  • 200 hours or less — sustain good field conditions;
  • 400 – 600 hours — good field conditions with some thinning and localized wear;
  • 800 – 1,000 hours — fair field conditions; expect thinning and wear;
  • 1,000 hours or more — expect significant thinning, turf loss, surface damage and increased risk of athlete injury.

Fertilization is the top maintenance practice to deal with high-use soccer fields.


  • Dr. Mike Goatley, professor at Virginia Tech, emphasizes the power of a soil test. He recommends comparing the costs and range of information each lab provides for the best match.
  • Get the basics: pH, the majors (phosphorus and potassium) and the minors. Add the salt index and cation exchange units — if those are beneficial to you — and nitrogen, if it’s available. Then put the information to work.


  • Inventory the turfgrasses on your existing fields by species (such as bermudagrass or Kentucky bluegrass) and cultivar (such as Tifway 419). Note quality and density and record the data on your field map.
  • Use a 12-month calendar to plot your field use schedules and compare your turfgrass growth cycles to those dates. You’ll want to match active growth with field use as closely as possible.
  • Whether you’re in the cool-season, warm-season, or transition zone, there are promising new grasses to consider. Follow the regional National Turfgrass Evaluation Program trials and work with your seed and/or sod supplier to determine the characteristics you’d like to improve — typically density, wear resistance and recovery — and attributes such as drought tolerance, disease resistance, heat or cold tolerance and early green-up.
  • Dr. Goatley recommends buying the best quality seed in seeded varieties and considering the purity and germination rate.
  • You can overseed or sprig vegetative varieties to introduce attributes. Determine the number of plants a specific area will support and base the overseeding or sprigging rate on that. Goatley suggests introducing the fastest growing grasses into your high wear areas, such as goalmouths, and “seed banking” by continuing to overseed.
  • Speed the growth even more by mixing pregerminated seed with sand and letting the players cleat it in.
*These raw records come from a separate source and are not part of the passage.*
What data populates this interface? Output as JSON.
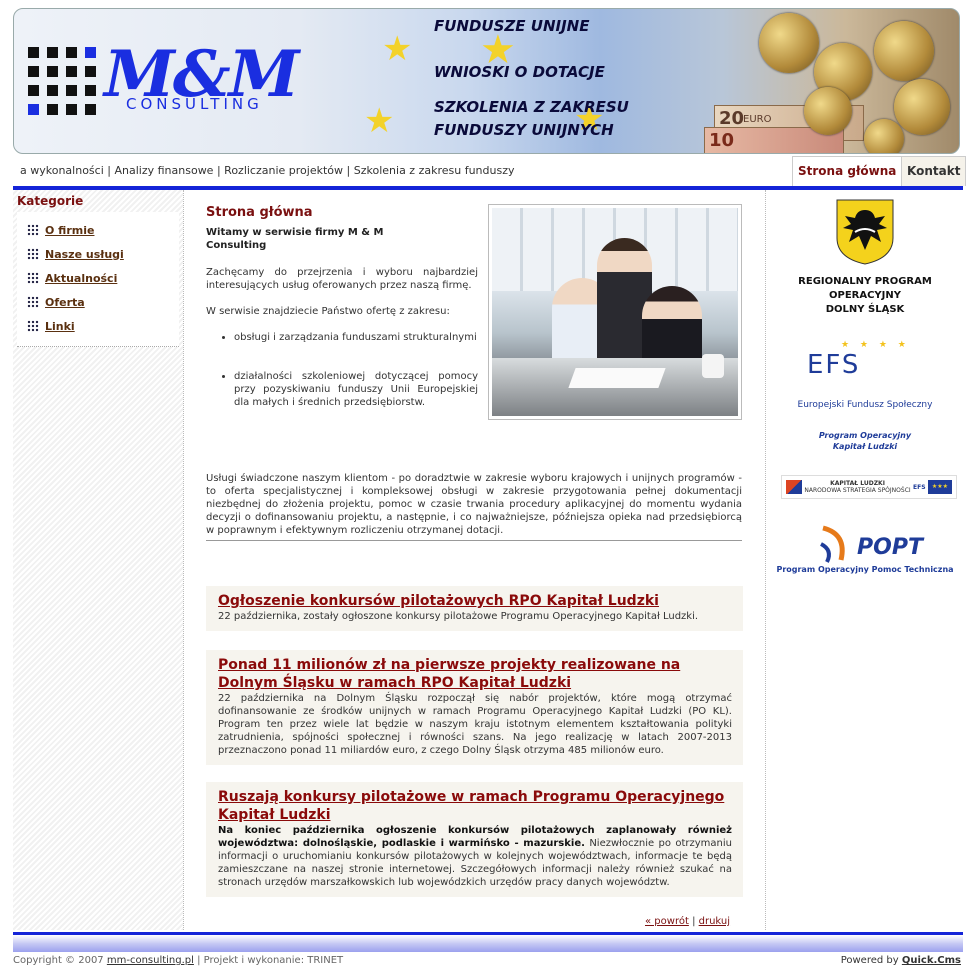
{
  "header": {
    "logo_text": "M&M",
    "logo_sub": "CONSULTING",
    "banner_lines": [
      "FUNDUSZE UNIJNE",
      "WNIOSKI O DOTACJE",
      "SZKOLENIA Z ZAKRESU",
      "FUNDUSZY UNIJNYCH"
    ],
    "note_label": "EURO",
    "note_values": [
      "20",
      "10"
    ]
  },
  "topnav": {
    "links": [
      "a wykonalności",
      "Analizy finansowe",
      "Rozliczanie projektów",
      "Szkolenia z zakresu funduszy"
    ],
    "separator": "|",
    "tabs": [
      "Strona główna",
      "Kontakt"
    ]
  },
  "sidebar": {
    "title": "Kategorie",
    "items": [
      "O firmie",
      "Nasze usługi",
      "Aktualności",
      "Oferta",
      "Linki"
    ]
  },
  "main": {
    "title": "Strona główna",
    "welcome": "Witamy w serwisie firmy M & M Consulting",
    "intro1": "Zachęcamy do przejrzenia i wyboru najbardziej interesujących usług oferowanych przez naszą firmę.",
    "intro2": "W serwisie znajdziecie Państwo ofertę z zakresu:",
    "bullets": [
      "obsługi i zarządzania funduszami strukturalnymi",
      "działalności szkoleniowej dotyczącej pomocy przy pozyskiwaniu funduszy Unii Europejskiej dla małych i średnich przedsiębiorstw."
    ],
    "description": "Usługi świadczone naszym klientom - po doradztwie w zakresie wyboru krajowych i unijnych programów - to oferta specjalistycznej i kompleksowej obsługi w zakresie przygotowania pełnej dokumentacji niezbędnej do złożenia projektu, pomoc w czasie trwania procedury aplikacyjnej do momentu wydania decyzji o dofinansowaniu projektu, a następnie, i co najważniejsze, późniejsza opieka nad przedsiębiorcą w poprawnym i efektywnym rozliczeniu otrzymanej dotacji."
  },
  "news": [
    {
      "title": "Ogłoszenie konkursów pilotażowych RPO Kapitał Ludzki",
      "body": "22 października, zostały ogłoszone konkursy pilotażowe Programu Operacyjnego Kapitał Ludzki."
    },
    {
      "title": "Ponad 11 milionów zł na pierwsze projekty realizowane na Dolnym Śląsku w ramach RPO Kapitał Ludzki",
      "body": "22 października na Dolnym Śląsku rozpoczął się nabór projektów, które mogą otrzymać dofinansowanie ze środków unijnych w ramach Programu Operacyjnego Kapitał Ludzki (PO KL). Program ten przez wiele lat będzie w naszym kraju istotnym elementem kształtowania polityki zatrudnienia, spójności społecznej i równości szans. Na jego realizację w latach 2007-2013 przeznaczono ponad 11 miliardów euro, z czego Dolny Śląsk otrzyma 485 milionów euro."
    },
    {
      "title": "Ruszają konkursy pilotażowe w ramach Programu Operacyjnego Kapitał Ludzki",
      "body_bold": "Na koniec października ogłoszenie konkursów pilotażowych zaplanowały również województwa: dolnośląskie, podlaskie i warmińsko - mazurskie.",
      "body": "Niezwłocznie po otrzymaniu informacji o uruchomianiu konkursów pilotażowych w kolejnych województwach, informacje te będą zamieszczane na naszej stronie internetowej. Szczegółowych informacji należy również szukać na stronach urzędów marszałkowskich lub wojewódzkich urzędów pracy danych województw."
    }
  ],
  "bottom_links": {
    "back": "« powrót",
    "separator": "|",
    "print": "drukuj"
  },
  "right": {
    "rpo": [
      "REGIONALNY PROGRAM",
      "OPERACYJNY",
      "DOLNY ŚLĄSK"
    ],
    "efs": "EFS",
    "efs_sub": "Europejski Fundusz Społeczny",
    "efs_prog": [
      "Program Operacyjny",
      "Kapitał Ludzki"
    ],
    "kl_text": "KAPITAŁ LUDZKI",
    "kl_sub": "NARODOWA STRATEGIA SPÓJNOŚCI",
    "kl_efs": "EFS",
    "popt": "POPT",
    "popt_sub": "Program Operacyjny Pomoc Techniczna"
  },
  "footer": {
    "copyright_prefix": "Copyright © 2007",
    "site": "mm-consulting.pl",
    "sep": "|",
    "credit": "Projekt i wykonanie: TRINET",
    "powered_prefix": "Powered by",
    "powered_link": "Quick.Cms"
  },
  "colors": {
    "accent": "#7a1010",
    "bar": "#1424d8",
    "logo": "#1a2ee0"
  }
}
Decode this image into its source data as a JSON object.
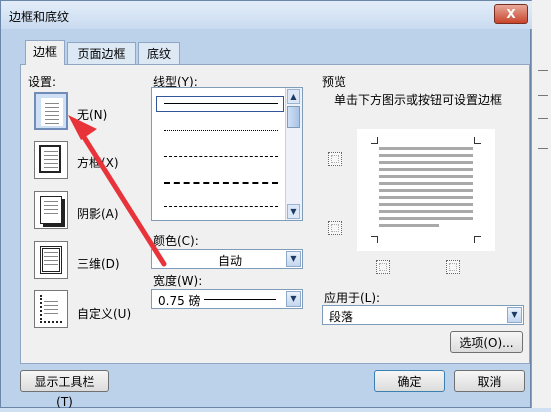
{
  "window": {
    "title": "边框和底纹",
    "close_glyph": "X"
  },
  "tabs": [
    {
      "label": "边框",
      "active": true
    },
    {
      "label": "页面边框",
      "active": false
    },
    {
      "label": "底纹",
      "active": false
    }
  ],
  "settings": {
    "label": "设置:",
    "options": [
      {
        "label": "无(N)",
        "selected": true
      },
      {
        "label": "方框(X)"
      },
      {
        "label": "阴影(A)"
      },
      {
        "label": "三维(D)"
      },
      {
        "label": "自定义(U)"
      }
    ]
  },
  "line_style": {
    "label": "线型(Y):"
  },
  "color": {
    "label": "颜色(C):",
    "value": "自动"
  },
  "width": {
    "label": "宽度(W):",
    "value": "0.75 磅"
  },
  "preview": {
    "label": "预览",
    "hint": "单击下方图示或按钮可设置边框"
  },
  "apply_to": {
    "label": "应用于(L):",
    "value": "段落"
  },
  "buttons": {
    "options": "选项(O)...",
    "show_toolbar": "显示工具栏(T)",
    "ok": "确定",
    "cancel": "取消"
  },
  "colors": {
    "accent_arrow": "#e8333a",
    "dialog_bg": "#bcd1ea",
    "panel_bg": "#f0f0f0"
  }
}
Portable goals can be moved around to different areas of the field for practices, alleviating wear.


  • Fertilization is the top maintenance practice to deal with high-usage fields.
  • Plan to fertilize all fields every four to six weeks during the growing season at the rate 0.75-1 pound of nitrogen per 1,000 square feet, with timing applications coinciding with field use schedules and environmental conditions.
  • Allocate additional fertilization for heavy-use areas, making applications as needed to maintain density.


  • Dr. Miller’s mowing recommendations start with selecting mowers best suited to your turfgrasses in the best quality you can afford, setting them up correctly and maintaining them properly.
  • Review the annual growth patterns of your turfgrass and determine the sweet spot for the height of cut (HOC) that provides the best wear tolerance and density.
  • The HOC will determine your mowing frequency, as you’ll want to remove no more than one-third of the leaf blade.
  • Control the speed on all mowers, especially on the turns, Miller cautions. Hitting the right pace improves the quality of cut.


  • Restrict field use when the soil is too wet. (Dr. Miller suggests using a soil moisture meter to establish a cut-off point — above that point, the field is too wet to use.)
  • Restrict use when the soil is very dry and the turfgrass is wilted.
  • Schedule regular rest times to repair minor damage.
  • Don’t allow unofficial play.
  • If possible, move soccer field sidelines during the year to alleviate wear caused by linesmen.
  • Use spot aeration to alleviate compaction and increase air and water movement into the soil.
  • Follow Best Management Practices (BMP) to control weeds, insects and diseases.
  • Keep records of all applications, cultural practices and wear reduction actions.
  • Encourage coaches to rotate drills to different areas of the field during practices, use portable goals (moving them often) and limit practice time on your actual game field.